Richard Childress Racing
The history of Richard Childress Racing and full crews for Ryan Newman, Paul Menard and Austin Dillon
Richard Childress Racing cars have parts confiscated
Richard Childress Racing 's three NASCAR Sprint Cup Series cars had trouble in pre-race inspection Sunday. After multiple trips through the line, NASCAR pulled the Nos. 3 of Austin Dillon , 27 of Paul Menard and 31 of Ryan Newman out of inspection and confiscated the braces in the right rear corners of their respective vehicles. According to NASCAR, the parts in question were optional braces (brackets) in the rear-wheel area of the cars. NASCAR officials had them removed and will take the parts back to the R&D Center in Concord, North Carolina. No penalties -- such as a loss of starting position -- are expected today or post-event, according to NASCAR. Mike Dillon, general manager of Richard Childress Racing , said the team didn't replace the parts due to time. For the race, Dillon finished 11th, while Menard finished 18th and Newman finished 24th. Kenny Bruce contributed to this story from Atlanta
Ty Dillon to drive No. 13 Germain Racing Chevy in 2017
Germain Racing announced Monday that Ty Dillon will jump full-time into NASCAR's premier series next season, taking the reins of its No. 13 Chevrolet. Dillon replaces Casey Mears , who had driven the No. 13 GEICO-sponsored entry since the second half of the 2010 season. The 24-year-old Dillon has made 18 Sprint Cup starts over the last three years, including a relief stint for the injured Tony Stewart during the early stages of last season. In a Monday morning appearance on SiriusXM NASCAR's Radio's "The Morning Drive" program, Dillon indicated that an agreement with Germain Racing came together earlier in the year. The challenge, he said, was staying mum until this week. "The questions kept coming and coming," Dillon told SiriusXM NASCAR Radio. "The cool thing is that I knew what I was doing; I just didn't say anything. It's kind of like having an awesome secret that you want everyone to know, but you kind of had to hold it back. I guess all good things are worth waiting for. I'm just excited for what's to come."

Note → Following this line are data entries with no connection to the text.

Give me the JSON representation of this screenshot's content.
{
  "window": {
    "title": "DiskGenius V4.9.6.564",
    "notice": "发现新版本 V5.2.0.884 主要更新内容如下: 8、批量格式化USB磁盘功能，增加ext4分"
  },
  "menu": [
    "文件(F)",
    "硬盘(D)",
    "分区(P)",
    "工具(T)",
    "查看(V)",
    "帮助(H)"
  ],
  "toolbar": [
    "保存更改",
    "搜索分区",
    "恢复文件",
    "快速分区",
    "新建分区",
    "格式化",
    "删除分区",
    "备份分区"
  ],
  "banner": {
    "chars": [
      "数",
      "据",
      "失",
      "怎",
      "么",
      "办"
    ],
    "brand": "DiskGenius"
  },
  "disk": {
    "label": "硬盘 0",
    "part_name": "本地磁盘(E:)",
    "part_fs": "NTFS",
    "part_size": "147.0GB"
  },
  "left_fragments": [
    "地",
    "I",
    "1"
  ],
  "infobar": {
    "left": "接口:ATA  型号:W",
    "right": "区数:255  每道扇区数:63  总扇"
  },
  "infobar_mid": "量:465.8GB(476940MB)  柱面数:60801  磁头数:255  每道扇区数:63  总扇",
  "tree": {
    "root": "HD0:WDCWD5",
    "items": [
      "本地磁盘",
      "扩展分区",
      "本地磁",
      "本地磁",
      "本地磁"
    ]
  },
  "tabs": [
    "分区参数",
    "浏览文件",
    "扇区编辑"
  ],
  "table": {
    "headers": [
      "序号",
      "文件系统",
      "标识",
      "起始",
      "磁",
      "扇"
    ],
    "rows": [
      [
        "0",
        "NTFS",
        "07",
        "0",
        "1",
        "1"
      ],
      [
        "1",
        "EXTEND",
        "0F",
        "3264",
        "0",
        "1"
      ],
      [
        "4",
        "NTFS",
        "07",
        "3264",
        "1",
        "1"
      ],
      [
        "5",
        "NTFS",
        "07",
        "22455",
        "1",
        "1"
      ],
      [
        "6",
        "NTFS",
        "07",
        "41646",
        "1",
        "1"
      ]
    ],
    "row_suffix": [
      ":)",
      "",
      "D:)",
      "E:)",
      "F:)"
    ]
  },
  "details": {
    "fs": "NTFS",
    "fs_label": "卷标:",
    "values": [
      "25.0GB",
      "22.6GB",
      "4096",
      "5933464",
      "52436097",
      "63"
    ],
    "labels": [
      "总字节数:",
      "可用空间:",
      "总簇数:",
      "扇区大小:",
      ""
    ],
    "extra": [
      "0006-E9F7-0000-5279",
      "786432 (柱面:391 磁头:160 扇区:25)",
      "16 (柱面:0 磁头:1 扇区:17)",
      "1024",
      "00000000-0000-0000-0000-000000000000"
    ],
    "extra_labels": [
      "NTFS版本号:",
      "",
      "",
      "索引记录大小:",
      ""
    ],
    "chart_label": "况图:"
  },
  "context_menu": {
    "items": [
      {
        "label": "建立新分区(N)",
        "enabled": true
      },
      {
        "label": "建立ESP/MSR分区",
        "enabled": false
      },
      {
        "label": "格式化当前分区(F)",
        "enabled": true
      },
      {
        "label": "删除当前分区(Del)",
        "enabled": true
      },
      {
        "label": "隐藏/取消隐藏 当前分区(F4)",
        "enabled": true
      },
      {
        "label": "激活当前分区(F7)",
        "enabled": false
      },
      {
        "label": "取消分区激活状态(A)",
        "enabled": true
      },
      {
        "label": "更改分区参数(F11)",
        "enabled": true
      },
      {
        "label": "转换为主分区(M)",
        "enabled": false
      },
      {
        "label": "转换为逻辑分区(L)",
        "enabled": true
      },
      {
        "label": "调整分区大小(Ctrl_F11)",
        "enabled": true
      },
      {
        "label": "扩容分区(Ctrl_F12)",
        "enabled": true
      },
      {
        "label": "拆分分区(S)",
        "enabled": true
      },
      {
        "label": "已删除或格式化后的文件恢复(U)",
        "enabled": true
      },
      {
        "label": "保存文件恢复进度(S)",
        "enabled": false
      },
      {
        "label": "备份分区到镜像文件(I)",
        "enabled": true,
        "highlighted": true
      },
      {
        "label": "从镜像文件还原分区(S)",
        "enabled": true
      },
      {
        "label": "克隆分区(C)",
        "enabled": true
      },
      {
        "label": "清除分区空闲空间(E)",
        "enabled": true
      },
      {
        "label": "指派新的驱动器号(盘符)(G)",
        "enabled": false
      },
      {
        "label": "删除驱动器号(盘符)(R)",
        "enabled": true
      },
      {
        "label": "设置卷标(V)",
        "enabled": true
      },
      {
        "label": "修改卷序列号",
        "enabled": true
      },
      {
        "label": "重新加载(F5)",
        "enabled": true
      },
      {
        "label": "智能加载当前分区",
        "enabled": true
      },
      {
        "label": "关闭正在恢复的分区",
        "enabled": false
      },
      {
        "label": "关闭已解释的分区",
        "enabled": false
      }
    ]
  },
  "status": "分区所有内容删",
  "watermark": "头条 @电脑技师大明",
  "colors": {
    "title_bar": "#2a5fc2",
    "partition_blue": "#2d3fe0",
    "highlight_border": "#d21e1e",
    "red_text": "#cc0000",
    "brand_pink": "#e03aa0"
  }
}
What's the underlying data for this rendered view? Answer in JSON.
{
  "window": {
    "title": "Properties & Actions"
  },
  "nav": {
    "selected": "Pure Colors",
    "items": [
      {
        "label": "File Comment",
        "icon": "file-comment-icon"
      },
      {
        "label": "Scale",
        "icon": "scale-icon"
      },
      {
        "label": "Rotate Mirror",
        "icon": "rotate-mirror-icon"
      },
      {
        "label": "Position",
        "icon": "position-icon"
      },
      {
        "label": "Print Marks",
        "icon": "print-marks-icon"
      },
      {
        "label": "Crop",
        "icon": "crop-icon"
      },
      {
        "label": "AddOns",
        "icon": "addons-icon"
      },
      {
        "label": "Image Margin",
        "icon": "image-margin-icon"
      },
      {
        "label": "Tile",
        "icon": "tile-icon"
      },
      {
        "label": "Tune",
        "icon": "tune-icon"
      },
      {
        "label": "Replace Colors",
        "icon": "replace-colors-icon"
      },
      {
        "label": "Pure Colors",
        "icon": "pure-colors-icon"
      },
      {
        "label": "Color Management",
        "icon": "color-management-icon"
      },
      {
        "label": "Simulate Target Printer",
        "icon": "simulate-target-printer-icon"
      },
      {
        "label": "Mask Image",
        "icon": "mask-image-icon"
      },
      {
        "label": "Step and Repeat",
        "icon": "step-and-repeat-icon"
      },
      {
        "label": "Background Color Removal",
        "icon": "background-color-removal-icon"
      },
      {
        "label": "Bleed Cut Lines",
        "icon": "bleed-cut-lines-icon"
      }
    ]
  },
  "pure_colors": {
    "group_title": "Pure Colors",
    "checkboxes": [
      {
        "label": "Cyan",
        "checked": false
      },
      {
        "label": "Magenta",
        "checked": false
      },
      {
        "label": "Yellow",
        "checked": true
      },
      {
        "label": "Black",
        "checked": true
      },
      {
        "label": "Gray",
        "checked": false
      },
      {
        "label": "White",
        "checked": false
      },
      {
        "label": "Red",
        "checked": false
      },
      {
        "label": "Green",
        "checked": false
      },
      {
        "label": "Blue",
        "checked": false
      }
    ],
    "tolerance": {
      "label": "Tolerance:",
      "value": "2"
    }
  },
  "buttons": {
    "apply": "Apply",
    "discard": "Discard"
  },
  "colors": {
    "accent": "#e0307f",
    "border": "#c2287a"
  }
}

Richard Childress Racing 2016 Team Preview
Richard Childress Racing drivers Ryan Newman, Paul Menard and Austin Dillon discuss what it takes to prepare for the 2016 NASCAR Sprint Cup Series season.
Richard Childress Racing pit crew coach steps down
Eric Wilson stepped down as head coach of Richard Childress Racing 's pit crews, effective immediately, PitTalks.com has learned. Wilson took over the coaching job three years ago, replacing Matt Clark. Wilson's plans are unclear at this time, but what is clear is Ray Wright will be the new coach. Wright has been the strength-and-conditioning coach for the past seven years. Wright was also the rear tire carrier for the No. 27 Chevrolet SS of Paul Menard . Taking his place over the wall will be Adam Mestemacher. As far as the strength-conditioning role, Tyler Rader will likely take over the void for the foreseeable future. Rader also fuels the No. 3 Chevrolet SS of Austin Dillon for NASCAR Sprint Cup Series races. RCR officials declined comment. For more pit crew news, visit PitTalks.com .
Ty Dillon to drive for Germain Racing in 2017
NASCAR.com's Jonathan Merryman gets you caught up on the news about Ty Dillon replacing Casey Mears in the No. 13 in NASCAR's Premier series for Germain Racing in 2017.